Website and app data records
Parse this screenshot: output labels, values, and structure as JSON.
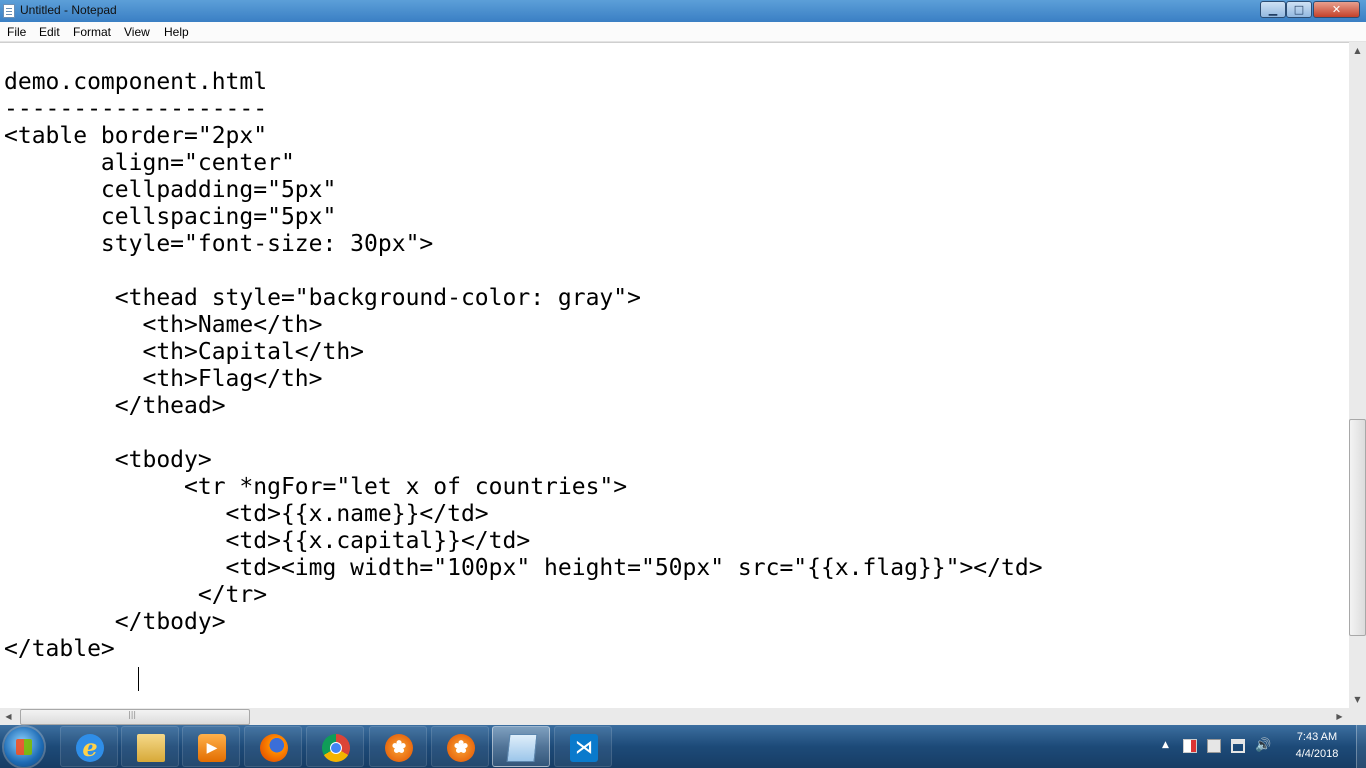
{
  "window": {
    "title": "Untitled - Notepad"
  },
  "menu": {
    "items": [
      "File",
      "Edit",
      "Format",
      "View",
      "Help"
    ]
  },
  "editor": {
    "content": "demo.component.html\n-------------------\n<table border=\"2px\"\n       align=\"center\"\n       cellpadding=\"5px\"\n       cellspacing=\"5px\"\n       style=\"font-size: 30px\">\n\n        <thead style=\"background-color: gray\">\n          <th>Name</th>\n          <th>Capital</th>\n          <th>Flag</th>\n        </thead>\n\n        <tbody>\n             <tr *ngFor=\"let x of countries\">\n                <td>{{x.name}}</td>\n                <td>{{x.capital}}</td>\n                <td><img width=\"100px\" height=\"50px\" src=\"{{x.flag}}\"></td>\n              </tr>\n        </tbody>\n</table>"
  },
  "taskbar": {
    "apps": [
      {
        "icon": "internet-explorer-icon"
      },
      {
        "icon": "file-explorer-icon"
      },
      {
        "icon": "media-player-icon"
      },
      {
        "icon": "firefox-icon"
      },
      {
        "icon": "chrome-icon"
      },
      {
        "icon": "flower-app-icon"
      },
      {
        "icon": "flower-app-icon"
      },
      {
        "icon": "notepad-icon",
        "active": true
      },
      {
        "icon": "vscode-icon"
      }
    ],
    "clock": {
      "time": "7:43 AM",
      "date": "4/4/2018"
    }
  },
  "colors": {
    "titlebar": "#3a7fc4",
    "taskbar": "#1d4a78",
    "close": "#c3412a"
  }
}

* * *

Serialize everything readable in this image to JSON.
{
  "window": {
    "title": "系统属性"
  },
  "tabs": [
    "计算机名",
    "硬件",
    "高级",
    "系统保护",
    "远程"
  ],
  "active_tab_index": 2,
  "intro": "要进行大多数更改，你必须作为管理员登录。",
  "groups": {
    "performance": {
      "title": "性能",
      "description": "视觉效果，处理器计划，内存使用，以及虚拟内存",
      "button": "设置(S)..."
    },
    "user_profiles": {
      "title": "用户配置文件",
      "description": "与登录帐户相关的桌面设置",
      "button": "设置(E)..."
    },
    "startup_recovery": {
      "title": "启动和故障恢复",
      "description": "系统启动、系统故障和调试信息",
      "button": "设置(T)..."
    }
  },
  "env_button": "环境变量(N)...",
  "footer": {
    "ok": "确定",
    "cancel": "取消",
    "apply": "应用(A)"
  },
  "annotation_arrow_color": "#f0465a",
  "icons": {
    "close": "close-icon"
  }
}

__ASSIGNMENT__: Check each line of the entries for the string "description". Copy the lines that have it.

__REPLY TO THE TASK__:
      "description": "视觉效果，处理器计划，内存使用，以及虚拟内存",
      "description": "与登录帐户相关的桌面设置",
      "description": "系统启动、系统故障和调试信息",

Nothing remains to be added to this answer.